• **ACTIVITY**: Would you write out every entry exactly, but without the pictures?

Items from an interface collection
──────────────────────────────
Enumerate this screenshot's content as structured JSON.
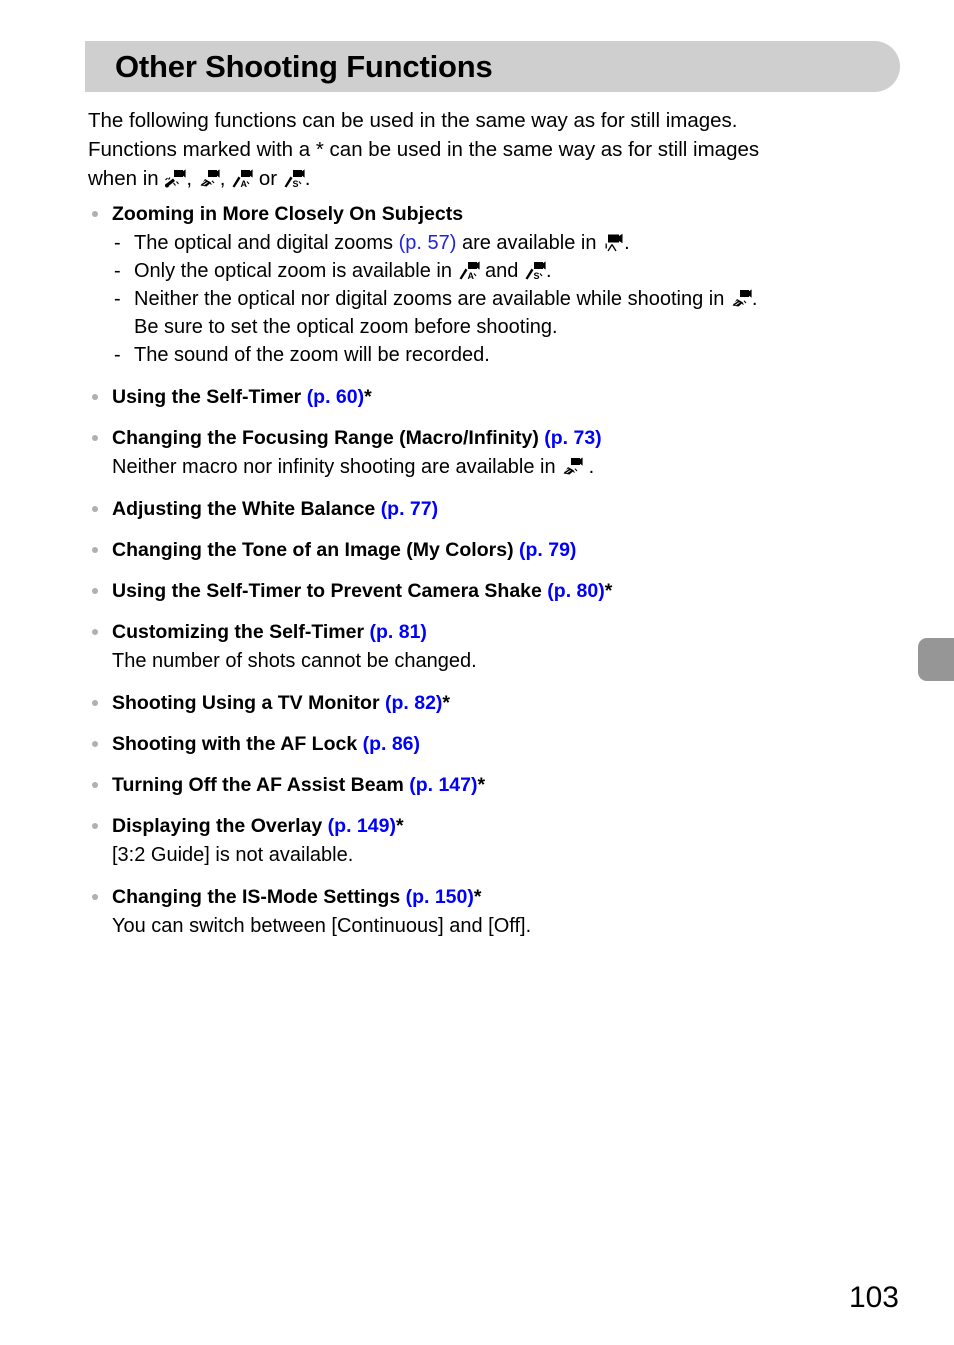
{
  "header": {
    "title": "Other Shooting Functions"
  },
  "intro": {
    "line1": "The following functions can be used in the same way as for still images.",
    "line2": "Functions marked with a * can be used in the same way as for still images",
    "line3_prefix": "when in ",
    "sep1": ", ",
    "sep2": ", ",
    "sep3": " or ",
    "line3_suffix": ".",
    "icons": [
      "movie-super-slow-motion-icon",
      "movie-miniature-effect-icon",
      "movie-color-accent-icon",
      "movie-color-swap-icon"
    ]
  },
  "items": [
    {
      "title": "Zooming in More Closely On Subjects",
      "page_ref": "",
      "star": "",
      "sub": [
        {
          "dash": "-",
          "text_before": "The optical and digital zooms ",
          "ref": "(p. 57)",
          "text_after": " are available in ",
          "icon": "movie-standard-icon",
          "text_end": ".",
          "continuation": ""
        },
        {
          "dash": "-",
          "text_before": "Only the optical zoom is available in ",
          "ref": "",
          "text_after": "",
          "icon": "movie-color-accent-icon",
          "text_mid": " and ",
          "icon2": "movie-color-swap-icon",
          "text_end": ".",
          "continuation": ""
        },
        {
          "dash": "-",
          "text_before": "Neither the optical nor digital zooms are available while shooting in ",
          "ref": "",
          "text_after": "",
          "icon": "movie-miniature-effect-icon",
          "text_end": ".",
          "continuation": "Be sure to set the optical zoom before shooting."
        },
        {
          "dash": "-",
          "text_before": "The sound of the zoom will be recorded.",
          "ref": "",
          "text_after": "",
          "icon": "",
          "text_end": "",
          "continuation": ""
        }
      ],
      "note": ""
    },
    {
      "title": "Using the Self-Timer ",
      "page_ref": "(p. 60)",
      "star": "*",
      "note": ""
    },
    {
      "title": "Changing the Focusing Range (Macro/Infinity) ",
      "page_ref": "(p. 73)",
      "star": "",
      "note_before": "Neither macro nor infinity shooting are available in ",
      "note_icon": "movie-miniature-effect-icon",
      "note_after": " ."
    },
    {
      "title": "Adjusting the White Balance ",
      "page_ref": "(p. 77)",
      "star": "",
      "note": ""
    },
    {
      "title": "Changing the Tone of an Image (My Colors) ",
      "page_ref": "(p. 79)",
      "star": "",
      "note": ""
    },
    {
      "title": "Using the Self-Timer to Prevent Camera Shake ",
      "page_ref": "(p. 80)",
      "star": "*",
      "note": ""
    },
    {
      "title": "Customizing the Self-Timer ",
      "page_ref": "(p. 81)",
      "star": "",
      "note": "The number of shots cannot be changed."
    },
    {
      "title": "Shooting Using a TV Monitor ",
      "page_ref": "(p. 82)",
      "star": "*",
      "note": ""
    },
    {
      "title": "Shooting with the AF Lock ",
      "page_ref": "(p. 86)",
      "star": "",
      "note": ""
    },
    {
      "title": "Turning Off the AF Assist Beam ",
      "page_ref": "(p. 147)",
      "star": "*",
      "note": ""
    },
    {
      "title": "Displaying the Overlay ",
      "page_ref": "(p. 149)",
      "star": "*",
      "note": "[3:2 Guide] is not available."
    },
    {
      "title": "Changing the IS-Mode Settings ",
      "page_ref": "(p. 150)",
      "star": "*",
      "note": "You can switch between [Continuous] and [Off]."
    }
  ],
  "page_number": "103",
  "colors": {
    "link": "#0000ff",
    "header_bg": "#cfcfcf",
    "thumb": "#969696",
    "bullet": "#b0b0b0"
  }
}
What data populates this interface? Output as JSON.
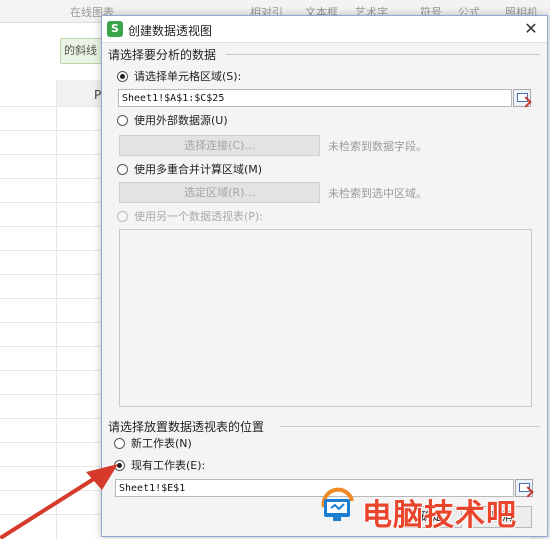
{
  "ribbon": {
    "items": [
      "在线图表",
      "相对引用",
      "文本框",
      "艺术字",
      "符号",
      "公式",
      "照相机"
    ]
  },
  "sheet": {
    "tab_label": "的斜线",
    "column_label": "P"
  },
  "dialog": {
    "app_icon": "S",
    "title": "创建数据透视图",
    "close_label": "✕",
    "section_source": {
      "title": "请选择要分析的数据",
      "option_range": {
        "label": "请选择单元格区域(S):",
        "checked": true,
        "value": "Sheet1!$A$1:$C$25"
      },
      "option_external": {
        "label": "使用外部数据源(U)",
        "checked": false,
        "button_label": "选择连接(C)...",
        "hint": "未检索到数据字段。"
      },
      "option_multi": {
        "label": "使用多重合并计算区域(M)",
        "checked": false,
        "button_label": "选定区域(R)...",
        "hint": "未检索到选中区域。"
      },
      "option_other_pivot": {
        "label": "使用另一个数据透视表(P):",
        "checked": false,
        "disabled": true
      }
    },
    "section_location": {
      "title": "请选择放置数据透视表的位置",
      "option_new": {
        "label": "新工作表(N)",
        "checked": false
      },
      "option_existing": {
        "label": "现有工作表(E):",
        "checked": true,
        "value": "Sheet1!$E$1"
      }
    },
    "ok_label": "确定",
    "cancel_label": "取消"
  },
  "watermark": {
    "text": "电脑技术吧"
  },
  "icons": {
    "picker": "range-picker-icon",
    "arrow": "red-arrow-annotation"
  },
  "colors": {
    "accent_green": "#3aa44a",
    "arrow_red": "#d63a2a",
    "watermark_red": "#e8452c",
    "watermark_blue": "#1b7fd1"
  }
}
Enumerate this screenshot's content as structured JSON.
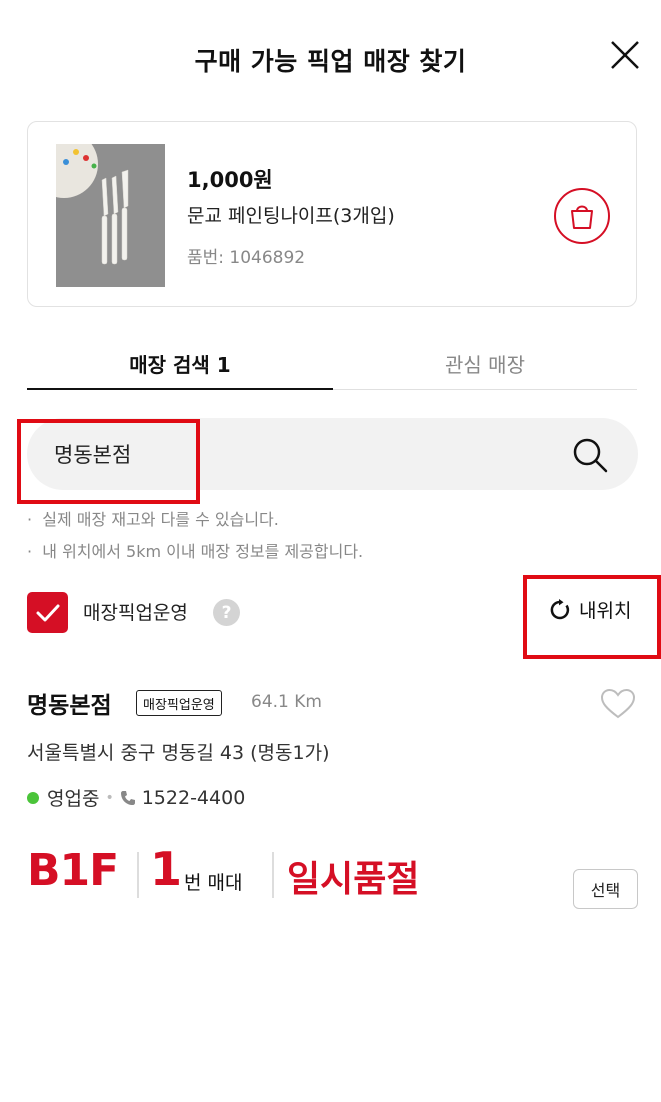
{
  "header": {
    "title": "구매 가능 픽업 매장 찾기",
    "close_icon": "close-icon"
  },
  "product": {
    "price": "1,000원",
    "name": "문교 페인팅나이프(3개입)",
    "code": "품번: 1046892",
    "cart_icon": "shopping-bag-icon"
  },
  "tabs": [
    {
      "label": "매장 검색 1",
      "active": true
    },
    {
      "label": "관심 매장",
      "active": false
    }
  ],
  "search": {
    "value": "명동본점",
    "icon": "search-icon"
  },
  "notes": [
    "실제 매장 재고와 다를 수 있습니다.",
    "내 위치에서 5km 이내 매장 정보를 제공합니다."
  ],
  "filter": {
    "checkbox_label": "매장픽업운영",
    "checked": true,
    "help_label": "?",
    "my_location_label": "내위치"
  },
  "store": {
    "name": "명동본점",
    "tag": "매장픽업운영",
    "distance": "64.1 Km",
    "address": "서울특별시 중구 명동길 43 (명동1가)",
    "status": "영업중",
    "phone": "1522-4400",
    "floor": "B1F",
    "shelf_number": "1",
    "shelf_unit": "번 매대",
    "stock_status": "일시품절",
    "select_label": "선택"
  },
  "colors": {
    "accent": "#d50f25",
    "highlight": "#e00b14",
    "open_status": "#4bc43a"
  }
}
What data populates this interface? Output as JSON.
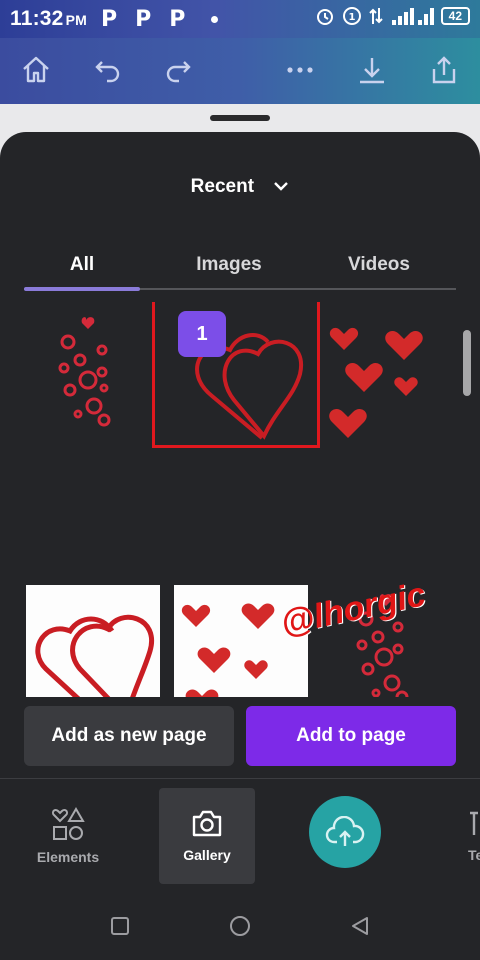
{
  "statusbar": {
    "time": "11:32",
    "ampm": "PM",
    "app_icons": [
      "P",
      "P",
      "P"
    ],
    "battery": "42"
  },
  "toolbar": {
    "icons": [
      "home-icon",
      "undo-icon",
      "redo-icon",
      "more-icon",
      "download-icon",
      "share-icon"
    ]
  },
  "sheet": {
    "dropdown_label": "Recent",
    "tabs": [
      {
        "label": "All",
        "active": true
      },
      {
        "label": "Images",
        "active": false
      },
      {
        "label": "Videos",
        "active": false
      }
    ],
    "selected_count": "1",
    "watermark": "@lhorgic",
    "add_new_page_label": "Add as new page",
    "add_to_page_label": "Add to page"
  },
  "navbar": {
    "items": [
      {
        "label": "Elements",
        "icon": "shapes-icon"
      },
      {
        "label": "Gallery",
        "icon": "camera-icon",
        "active": true
      },
      {
        "label": "Te",
        "icon": "text-icon"
      }
    ]
  },
  "colors": {
    "accent": "#7d2ae8",
    "badge": "#7c4ee8",
    "upload": "#26a3a4",
    "selection": "#e0181e",
    "sheet": "#242528"
  }
}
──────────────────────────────
• **TASK RESULT**:
Enumerate this screenshot's content as structured JSON.
{
  "header": {
    "title": "Other Shooting Functions"
  },
  "intro": {
    "line1": "The following functions can be used in the same way as for still images.",
    "line2": "Functions marked with a * can be used in the same way as for still images",
    "line3_prefix": "when in ",
    "sep1": ", ",
    "sep2": ", ",
    "sep3": " or ",
    "line3_suffix": ".",
    "icons": [
      "movie-super-slow-motion-icon",
      "movie-miniature-effect-icon",
      "movie-color-accent-icon",
      "movie-color-swap-icon"
    ]
  },
  "items": [
    {
      "title": "Zooming in More Closely On Subjects",
      "page_ref": "",
      "star": "",
      "sub": [
        {
          "dash": "-",
          "text_before": "The optical and digital zooms ",
          "ref": "(p. 57)",
          "text_after": " are available in ",
          "icon": "movie-standard-icon",
          "text_end": ".",
          "continuation": ""
        },
        {
          "dash": "-",
          "text_before": "Only the optical zoom is available in ",
          "ref": "",
          "text_after": "",
          "icon": "movie-color-accent-icon",
          "text_mid": " and ",
          "icon2": "movie-color-swap-icon",
          "text_end": ".",
          "continuation": ""
        },
        {
          "dash": "-",
          "text_before": "Neither the optical nor digital zooms are available while shooting in ",
          "ref": "",
          "text_after": "",
          "icon": "movie-miniature-effect-icon",
          "text_end": ".",
          "continuation": "Be sure to set the optical zoom before shooting."
        },
        {
          "dash": "-",
          "text_before": "The sound of the zoom will be recorded.",
          "ref": "",
          "text_after": "",
          "icon": "",
          "text_end": "",
          "continuation": ""
        }
      ],
      "note": ""
    },
    {
      "title": "Using the Self-Timer ",
      "page_ref": "(p. 60)",
      "star": "*",
      "note": ""
    },
    {
      "title": "Changing the Focusing Range (Macro/Infinity) ",
      "page_ref": "(p. 73)",
      "star": "",
      "note_before": "Neither macro nor infinity shooting are available in ",
      "note_icon": "movie-miniature-effect-icon",
      "note_after": " ."
    },
    {
      "title": "Adjusting the White Balance ",
      "page_ref": "(p. 77)",
      "star": "",
      "note": ""
    },
    {
      "title": "Changing the Tone of an Image (My Colors) ",
      "page_ref": "(p. 79)",
      "star": "",
      "note": ""
    },
    {
      "title": "Using the Self-Timer to Prevent Camera Shake ",
      "page_ref": "(p. 80)",
      "star": "*",
      "note": ""
    },
    {
      "title": "Customizing the Self-Timer ",
      "page_ref": "(p. 81)",
      "star": "",
      "note": "The number of shots cannot be changed."
    },
    {
      "title": "Shooting Using a TV Monitor ",
      "page_ref": "(p. 82)",
      "star": "*",
      "note": ""
    },
    {
      "title": "Shooting with the AF Lock ",
      "page_ref": "(p. 86)",
      "star": "",
      "note": ""
    },
    {
      "title": "Turning Off the AF Assist Beam ",
      "page_ref": "(p. 147)",
      "star": "*",
      "note": ""
    },
    {
      "title": "Displaying the Overlay ",
      "page_ref": "(p. 149)",
      "star": "*",
      "note": "[3:2 Guide] is not available."
    },
    {
      "title": "Changing the IS-Mode Settings ",
      "page_ref": "(p. 150)",
      "star": "*",
      "note": "You can switch between [Continuous] and [Off]."
    }
  ],
  "page_number": "103",
  "colors": {
    "link": "#0000ff",
    "header_bg": "#cfcfcf",
    "thumb": "#969696",
    "bullet": "#b0b0b0"
  }
}
What data populates this interface? Output as JSON.
{
  "ribbon": {
    "items": [
      "在线图表",
      "相对引用",
      "文本框",
      "艺术字",
      "符号",
      "公式",
      "照相机"
    ]
  },
  "sheet": {
    "tab_label": "的斜线",
    "column_label": "P"
  },
  "dialog": {
    "app_icon": "S",
    "title": "创建数据透视图",
    "close_label": "✕",
    "section_source": {
      "title": "请选择要分析的数据",
      "option_range": {
        "label": "请选择单元格区域(S):",
        "checked": true,
        "value": "Sheet1!$A$1:$C$25"
      },
      "option_external": {
        "label": "使用外部数据源(U)",
        "checked": false,
        "button_label": "选择连接(C)...",
        "hint": "未检索到数据字段。"
      },
      "option_multi": {
        "label": "使用多重合并计算区域(M)",
        "checked": false,
        "button_label": "选定区域(R)...",
        "hint": "未检索到选中区域。"
      },
      "option_other_pivot": {
        "label": "使用另一个数据透视表(P):",
        "checked": false,
        "disabled": true
      }
    },
    "section_location": {
      "title": "请选择放置数据透视表的位置",
      "option_new": {
        "label": "新工作表(N)",
        "checked": false
      },
      "option_existing": {
        "label": "现有工作表(E):",
        "checked": true,
        "value": "Sheet1!$E$1"
      }
    },
    "ok_label": "确定",
    "cancel_label": "取消"
  },
  "watermark": {
    "text": "电脑技术吧"
  },
  "icons": {
    "picker": "range-picker-icon",
    "arrow": "red-arrow-annotation"
  },
  "colors": {
    "accent_green": "#3aa44a",
    "arrow_red": "#d63a2a",
    "watermark_red": "#e8452c",
    "watermark_blue": "#1b7fd1"
  }
}
Enumerate this screenshot's content as structured JSON.
{
  "header": {
    "title": "구매 가능 픽업 매장 찾기",
    "close_icon": "close-icon"
  },
  "product": {
    "price": "1,000원",
    "name": "문교 페인팅나이프(3개입)",
    "code": "품번: 1046892",
    "cart_icon": "shopping-bag-icon"
  },
  "tabs": [
    {
      "label": "매장 검색 1",
      "active": true
    },
    {
      "label": "관심 매장",
      "active": false
    }
  ],
  "search": {
    "value": "명동본점",
    "icon": "search-icon"
  },
  "notes": [
    "실제 매장 재고와 다를 수 있습니다.",
    "내 위치에서 5km 이내 매장 정보를 제공합니다."
  ],
  "filter": {
    "checkbox_label": "매장픽업운영",
    "checked": true,
    "help_label": "?",
    "my_location_label": "내위치"
  },
  "store": {
    "name": "명동본점",
    "tag": "매장픽업운영",
    "distance": "64.1 Km",
    "address": "서울특별시 중구 명동길 43 (명동1가)",
    "status": "영업중",
    "phone": "1522-4400",
    "floor": "B1F",
    "shelf_number": "1",
    "shelf_unit": "번 매대",
    "stock_status": "일시품절",
    "select_label": "선택"
  },
  "colors": {
    "accent": "#d50f25",
    "highlight": "#e00b14",
    "open_status": "#4bc43a"
  }
}
What data populates this interface? Output as JSON.
{
  "statusbar": {
    "time": "11:32",
    "ampm": "PM",
    "app_icons": [
      "P",
      "P",
      "P"
    ],
    "battery": "42"
  },
  "toolbar": {
    "icons": [
      "home-icon",
      "undo-icon",
      "redo-icon",
      "more-icon",
      "download-icon",
      "share-icon"
    ]
  },
  "sheet": {
    "dropdown_label": "Recent",
    "tabs": [
      {
        "label": "All",
        "active": true
      },
      {
        "label": "Images",
        "active": false
      },
      {
        "label": "Videos",
        "active": false
      }
    ],
    "selected_count": "1",
    "watermark": "@lhorgic",
    "add_new_page_label": "Add as new page",
    "add_to_page_label": "Add to page"
  },
  "navbar": {
    "items": [
      {
        "label": "Elements",
        "icon": "shapes-icon"
      },
      {
        "label": "Gallery",
        "icon": "camera-icon",
        "active": true
      },
      {
        "label": "Te",
        "icon": "text-icon"
      }
    ]
  },
  "colors": {
    "accent": "#7d2ae8",
    "badge": "#7c4ee8",
    "upload": "#26a3a4",
    "selection": "#e0181e",
    "sheet": "#242528"
  }
}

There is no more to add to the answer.